By JOYANNA LOVE / Managing Editor

The importance of the lumber industry to the formation of Maplesville is well-known, but perhaps less well-known is that the man-made mill pond for the historic Twin Tree Lumber Company still exists.

Maplesville resident Clem Clapp now owns the property that was once this industrial hub.

“My grandfather moved here in the early 1900s, and he wanted to be a gentleman cattle farmer on the side, so he wound up buying this land, several parcels, and it just so happened, that’s where this mill had been 10 years before,” Clapp said.

The mill was incorporated in 1901, and a pond was constructed to keep the logs in to prevent them from drying out before they could be cut. The property was purchased from A.P. Howison by the company owners in New York.

“For its time, it was huge,” Clapp said of the mill. “I think it had like 300 employees … from my understanding, it was the biggest mill in the county.”

Workers use poles to move logs closer to the edge to remove them. (CONTRIBUTED)

Cables and chains were used to move the logs in the pond. When a log was close enough to shore, workers could maneuver them the rest of the way and remove them using poles.

The company mostly dealt in long-leaf yellow pine.

Clapp said train and tram tracks came down what is now Highway 82 and Crumpton Avenue to bring logs to the sawmill.

According to Thomas Lawson Jr. in “Logging Railroads of Alabama,” the mill bought some existing railroad track that had been constructed by E.E. Jackson Lumber Company in addition to laying some of its own. This gave the company about 26 miles of track.

The tracks were also used to transport the lumber once it was cut to the Southern and the M&O railroads.

Lawson came to talk to Clapp’s father when he was writing the book.

“He was trying to incorporate this particular mill into his book,” Clapp said. “He was a real neat guy to talk to.”

A photo on the book’s back cover features what the pond looked like in 1993. Clapp said the family had a barn near the mill pond at the time, which became a popular photo opportunity.

With the help of Lidar detection, Glenn Littleton of Thorsby has located 11 miles of where the track had been. Clapp has also enjoyed exploring the area looking for remnants left from the mill’s operations.

While doing a project on his land, Clapp found what he believes was part of the old track bed lined with numerous nails and railroad spikes.

He also founds chunks of steel near where a maintenance shed for the trains would have been located.

He and his grandson enjoy going over the land with a metal detector to see what they can find.

“I actually found a whole section of rail two years ago,” Clapp said. “It’s 15 to 18 feet long.”

Ownership of the mill changed a few times during its years of operation, but was always owned by out-of-state companies.

A reunion of some of the last mill leaders was held in the 1940s. Clapp said he has seen some of the letters that were sent in response to the invitation.
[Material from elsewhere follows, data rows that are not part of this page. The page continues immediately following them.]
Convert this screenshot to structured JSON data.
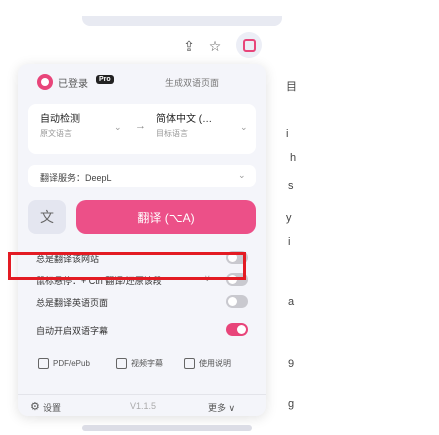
{
  "toolbar": {
    "icons": [
      "share-icon",
      "star-icon",
      "extension-icon"
    ]
  },
  "background_fragments": [
    "目",
    "i",
    "h",
    "s",
    "y",
    "i",
    "a",
    "9",
    "g"
  ],
  "popup": {
    "header": {
      "status": "已登录",
      "badge": "Pro",
      "generate_link": "生成双语页面"
    },
    "languages": {
      "source": {
        "value": "自动检测",
        "sub": "原文语言"
      },
      "target": {
        "value": "简体中文 (…",
        "sub": "目标语言"
      },
      "swap": "→"
    },
    "service": {
      "label": "翻译服务：DeepL"
    },
    "translate_button": "翻译 (⌥A)",
    "settings": [
      {
        "label": "总是翻译该网站",
        "has_chevron": true,
        "on": false
      },
      {
        "label": "鼠标悬停：+ Ctrl 翻译/还原该段",
        "select": "∨",
        "on": false
      },
      {
        "label": "总是翻译英语页面",
        "on": false
      },
      {
        "label": "自动开启双语字幕",
        "on": true
      }
    ],
    "tools": [
      "PDF/ePub",
      "视频字幕",
      "使用说明"
    ],
    "footer": {
      "settings": "设置",
      "version": "V1.1.5",
      "more": "更多 ∨"
    }
  },
  "colors": {
    "accent": "#e8457a",
    "highlight_border": "#e31b23"
  }
}
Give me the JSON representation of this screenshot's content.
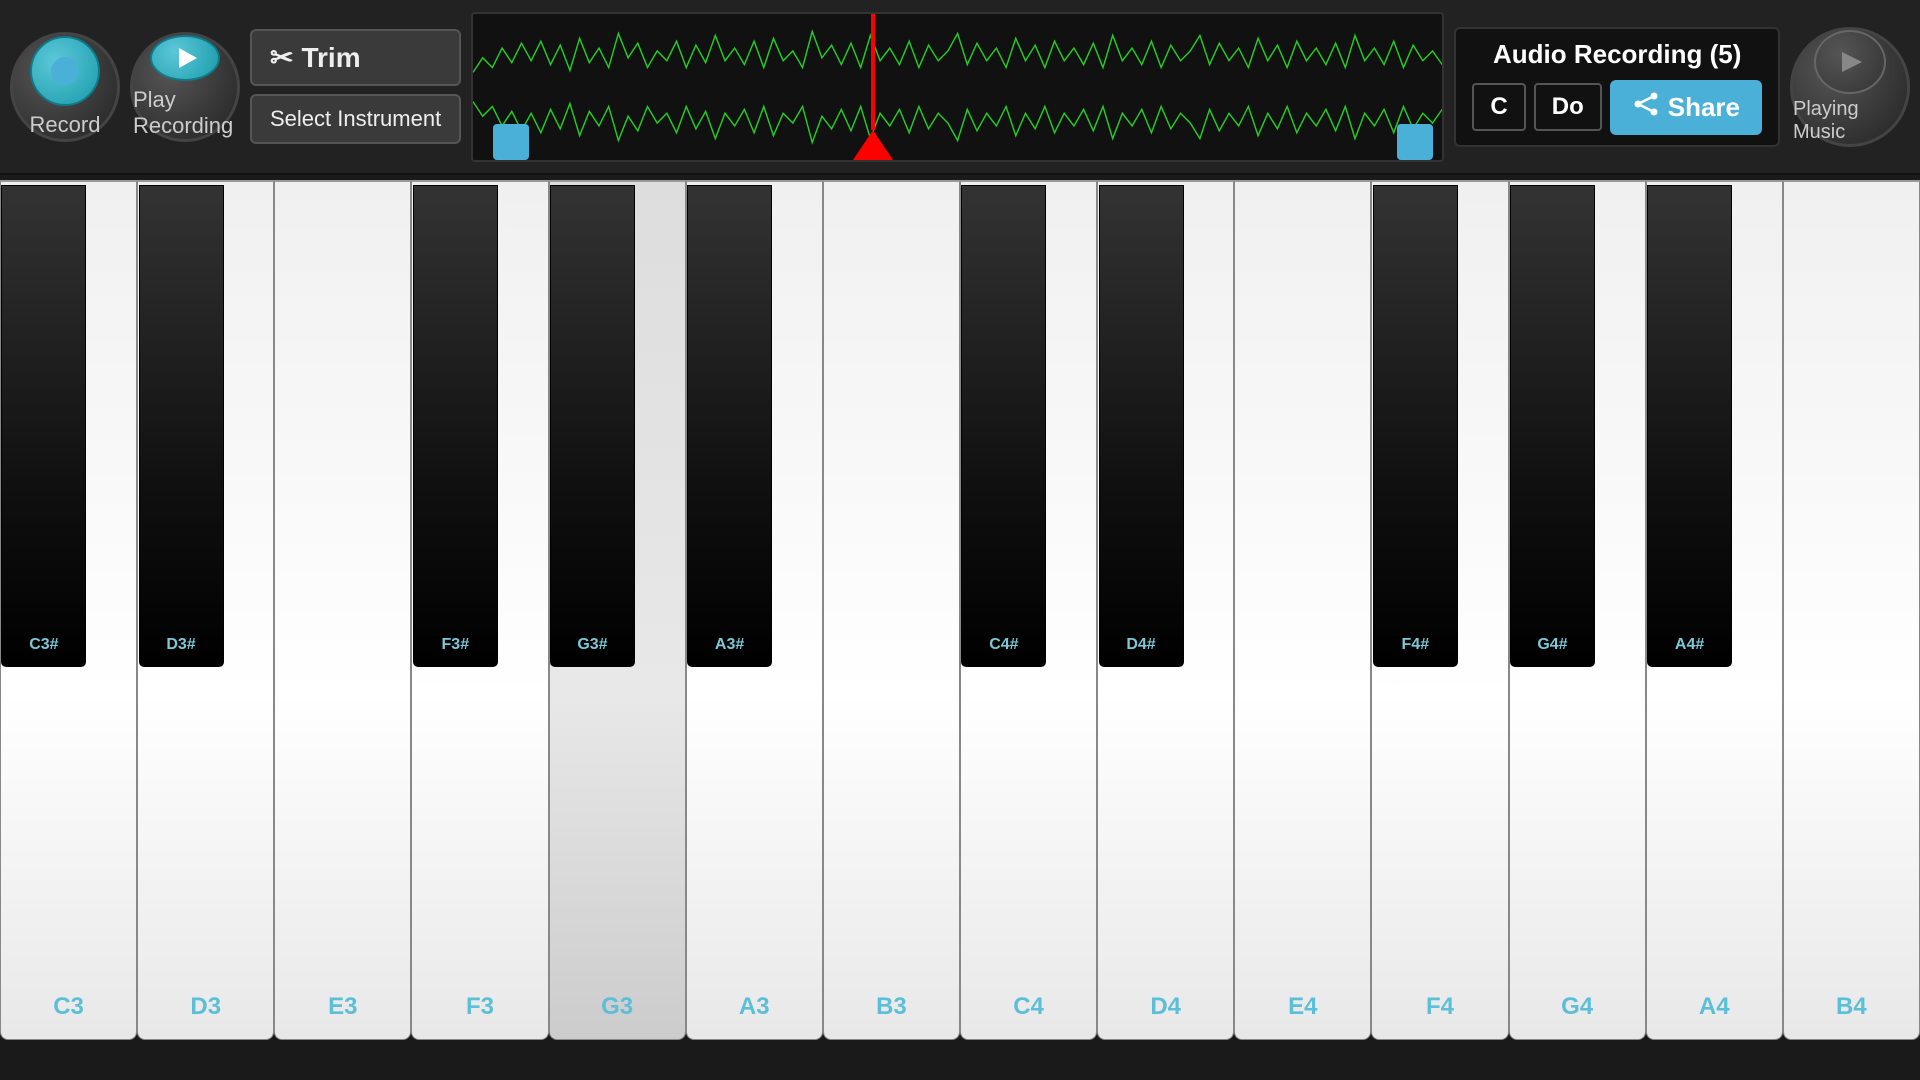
{
  "topbar": {
    "record_label": "Record",
    "play_recording_label": "Play Recording",
    "trim_label": "Trim",
    "select_instrument_label": "Select Instrument",
    "audio_recording_title": "Audio Recording (5)",
    "key_label": "C",
    "solfege_label": "Do",
    "share_label": "Share",
    "playing_music_label": "Playing Music"
  },
  "piano": {
    "white_keys": [
      {
        "label": "C3",
        "id": "C3"
      },
      {
        "label": "D3",
        "id": "D3"
      },
      {
        "label": "E3",
        "id": "E3"
      },
      {
        "label": "F3",
        "id": "F3"
      },
      {
        "label": "G3",
        "id": "G3",
        "active": true
      },
      {
        "label": "A3",
        "id": "A3"
      },
      {
        "label": "B3",
        "id": "B3"
      },
      {
        "label": "C4",
        "id": "C4"
      },
      {
        "label": "D4",
        "id": "D4"
      },
      {
        "label": "E4",
        "id": "E4"
      },
      {
        "label": "F4",
        "id": "F4"
      },
      {
        "label": "G4",
        "id": "G4"
      },
      {
        "label": "A4",
        "id": "A4"
      },
      {
        "label": "B4",
        "id": "B4"
      }
    ],
    "black_keys": [
      {
        "label": "C3#",
        "id": "C3s",
        "position": 1
      },
      {
        "label": "D3#",
        "id": "D3s",
        "position": 2
      },
      {
        "label": "F3#",
        "id": "F3s",
        "position": 4
      },
      {
        "label": "G3#",
        "id": "G3s",
        "position": 5
      },
      {
        "label": "A3#",
        "id": "A3s",
        "position": 6
      },
      {
        "label": "C4#",
        "id": "C4s",
        "position": 8
      },
      {
        "label": "D4#",
        "id": "D4s",
        "position": 9
      },
      {
        "label": "F4#",
        "id": "F4s",
        "position": 11
      },
      {
        "label": "G4#",
        "id": "G4s",
        "position": 12
      },
      {
        "label": "A4#",
        "id": "A4s",
        "position": 13
      }
    ]
  }
}
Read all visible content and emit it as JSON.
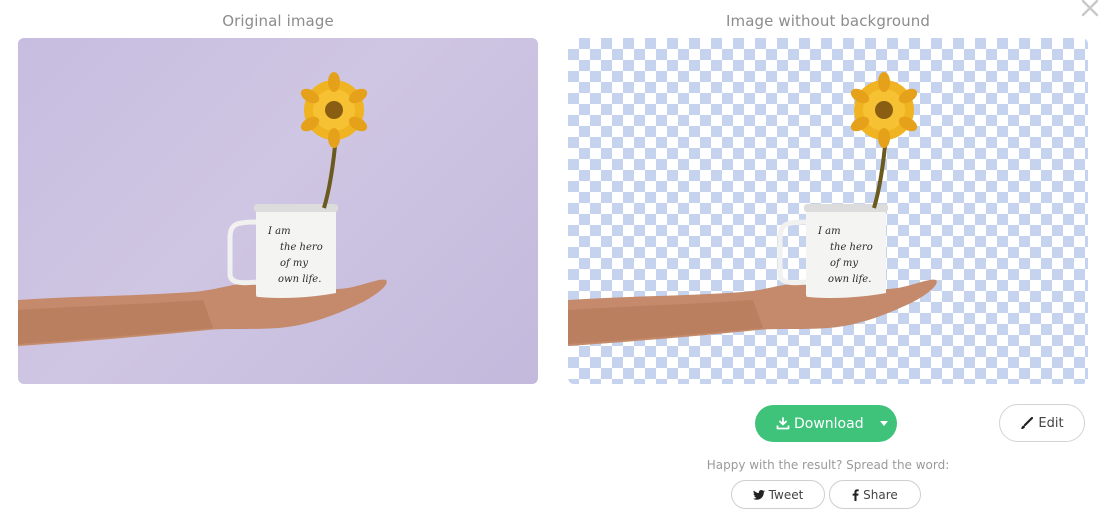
{
  "panels": {
    "original_title": "Original image",
    "result_title": "Image without background"
  },
  "mug": {
    "line1": "I am",
    "line2": "the hero",
    "line3": "of my",
    "line4": "own life."
  },
  "actions": {
    "download_label": "Download",
    "edit_label": "Edit"
  },
  "share": {
    "prompt": "Happy with the result? Spread the word:",
    "tweet_label": "Tweet",
    "share_label": "Share"
  },
  "icons": {
    "close": "close-icon",
    "download": "download-icon",
    "dropdown": "caret-down-icon",
    "edit": "brush-icon",
    "twitter": "twitter-icon",
    "facebook": "facebook-icon"
  },
  "colors": {
    "accent_green": "#3fc27a",
    "original_background": "#cbc1e0",
    "checker_blue": "#c6d3ef"
  }
}
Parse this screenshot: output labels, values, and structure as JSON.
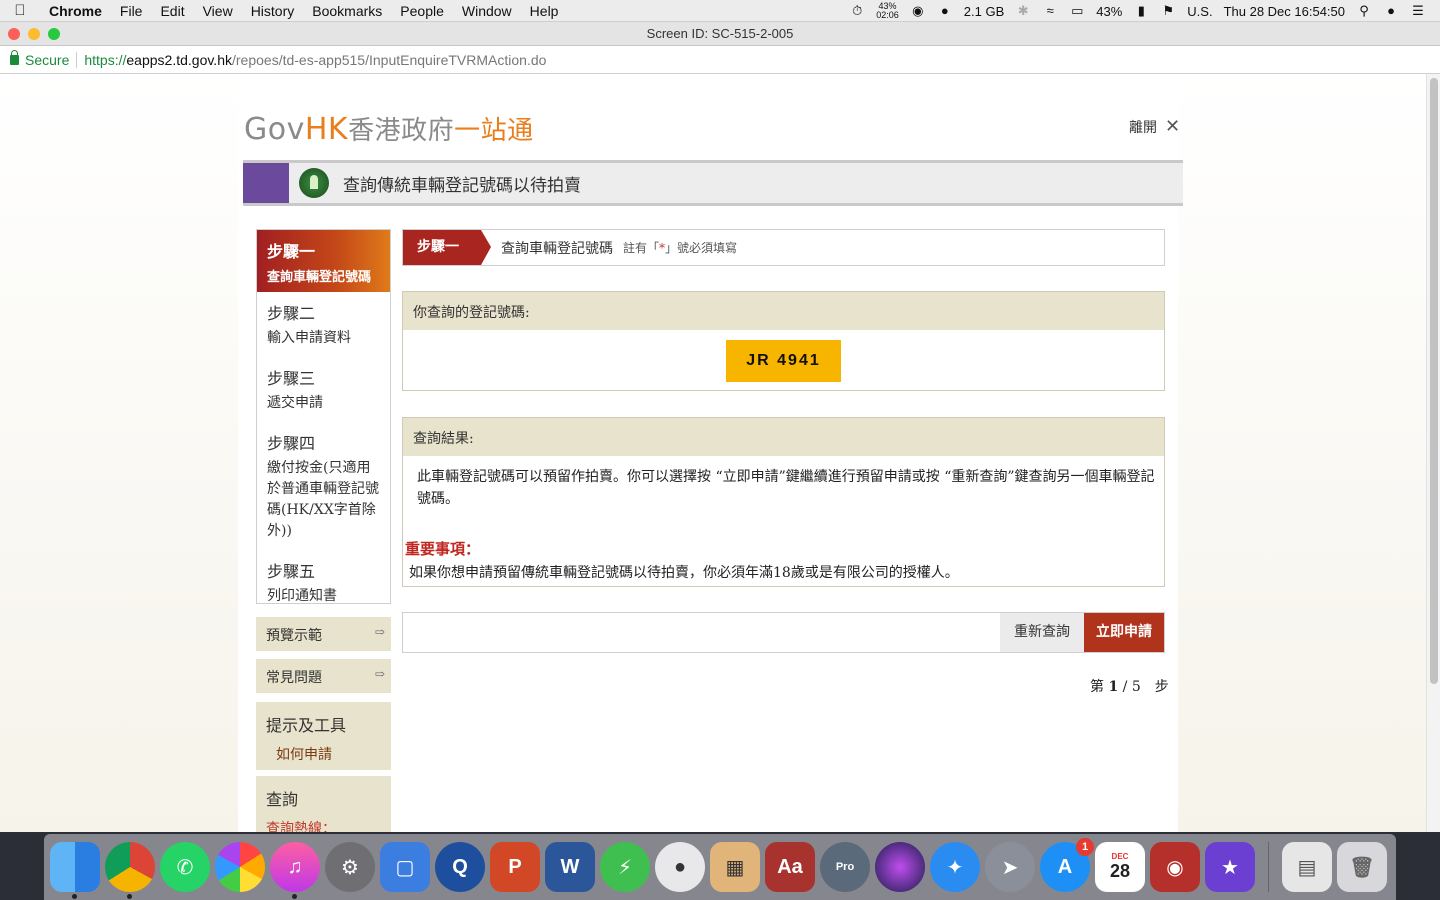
{
  "menubar": {
    "app": "Chrome",
    "items": [
      "File",
      "Edit",
      "View",
      "History",
      "Bookmarks",
      "People",
      "Window",
      "Help"
    ],
    "status": {
      "cpu_pct": "43%",
      "cpu_time": "02:06",
      "memory": "2.1 GB",
      "battery": "43%",
      "input_source": "U.S.",
      "clock": "Thu 28 Dec  16:54:50"
    }
  },
  "window": {
    "title": "Screen ID: SC-515-2-005"
  },
  "address": {
    "secure_label": "Secure",
    "url_proto": "https://",
    "url_host": "eapps2.td.gov.hk",
    "url_path": "/repoes/td-es-app515/InputEnquireTVRMAction.do"
  },
  "header": {
    "logo_gov": "Gov",
    "logo_hk": "HK",
    "logo_zh1": "香港政府",
    "logo_zh2": "一站通",
    "leave_label": "離開",
    "banner_title": "查詢傳統車輛登記號碼以待拍賣"
  },
  "sidebar": {
    "steps": [
      {
        "num": "步驟一",
        "text": "查詢車輛登記號碼"
      },
      {
        "num": "步驟二",
        "text": "輸入申請資料"
      },
      {
        "num": "步驟三",
        "text": "遞交申請"
      },
      {
        "num": "步驟四",
        "text": "繳付按金(只適用於普通車輛登記號碼(HK/XX字首除外))"
      },
      {
        "num": "步驟五",
        "text": "列印通知書"
      }
    ],
    "preview": "預覽示範",
    "faq": "常見問題",
    "tips_title": "提示及工具",
    "tips_link": "如何申請",
    "enquiry_title": "查詢",
    "enquiry_hotline": "查詢熱線："
  },
  "main": {
    "step_tag": "步驟一",
    "step_title": "查詢車輛登記號碼",
    "required_note_pre": "註有「",
    "required_star": "*",
    "required_note_post": "」號必須填寫",
    "plate_label": "你查詢的登記號碼:",
    "plate_value": "JR 4941",
    "result_label": "查詢結果:",
    "result_text": "此車輛登記號碼可以預留作拍賣。你可以選擇按 “立即申請”鍵繼續進行預留申請或按 “重新查詢”鍵查詢另一個車輛登記號碼。",
    "important_title": "重要事項：",
    "important_text": "如果你想申請預留傳統車輛登記號碼以待拍賣，你必須年滿18歲或是有限公司的授權人。",
    "btn_reenquire": "重新查詢",
    "btn_apply": "立即申請",
    "pager_pre": "第 ",
    "pager_current": "1",
    "pager_sep": " / 5　步"
  },
  "dock": {
    "calendar_month": "DEC",
    "calendar_day": "28",
    "appstore_badge": "1",
    "pro_label": "Pro"
  }
}
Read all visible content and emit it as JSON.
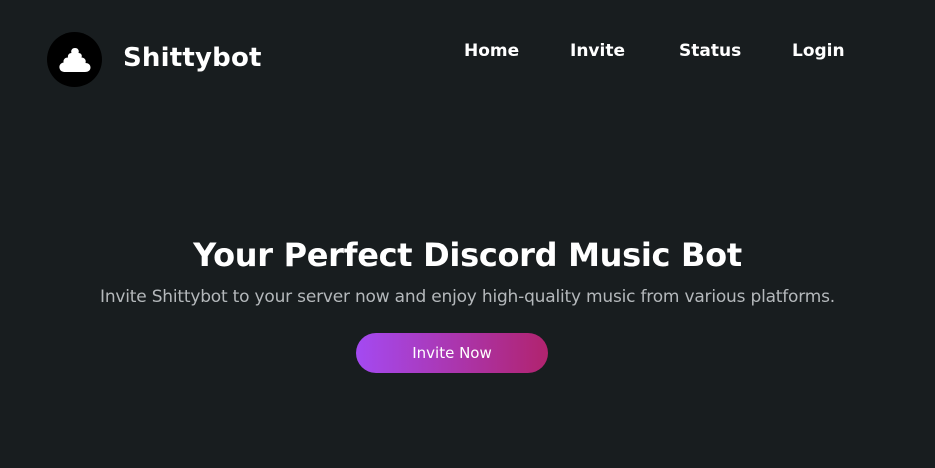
{
  "brand": {
    "name": "Shittybot",
    "logo_icon": "poop-cloud-icon",
    "logo_background": "#000000"
  },
  "nav": [
    {
      "label": "Home"
    },
    {
      "label": "Invite"
    },
    {
      "label": "Status"
    },
    {
      "label": "Login"
    }
  ],
  "hero": {
    "title": "Your Perfect Discord Music Bot",
    "subtitle": "Invite Shittybot to your server now and enjoy high-quality music from various platforms.",
    "cta_label": "Invite Now"
  },
  "colors": {
    "background": "#181d1f",
    "text": "#ffffff",
    "subtitle_text": "#b4b8bb",
    "cta_gradient_start": "#a44af2",
    "cta_gradient_end": "#b1236e"
  }
}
The mill burned down in 1918. By then, the trees that the company could access had depleted, so the mill was not rebuilt. According to Lawson, “Twin Tree Lumber Company moved its operations to Hopkins, Georgia, where it operated during most of the 1920’s.” Clapp said some of the buildings that had not been destroyed in the fire were dissembled and transported to the Georgia site, where they were reassembled. He said this included the employee houses and some of the track that had been used. Once in Georgia, the company continued until the 1930s.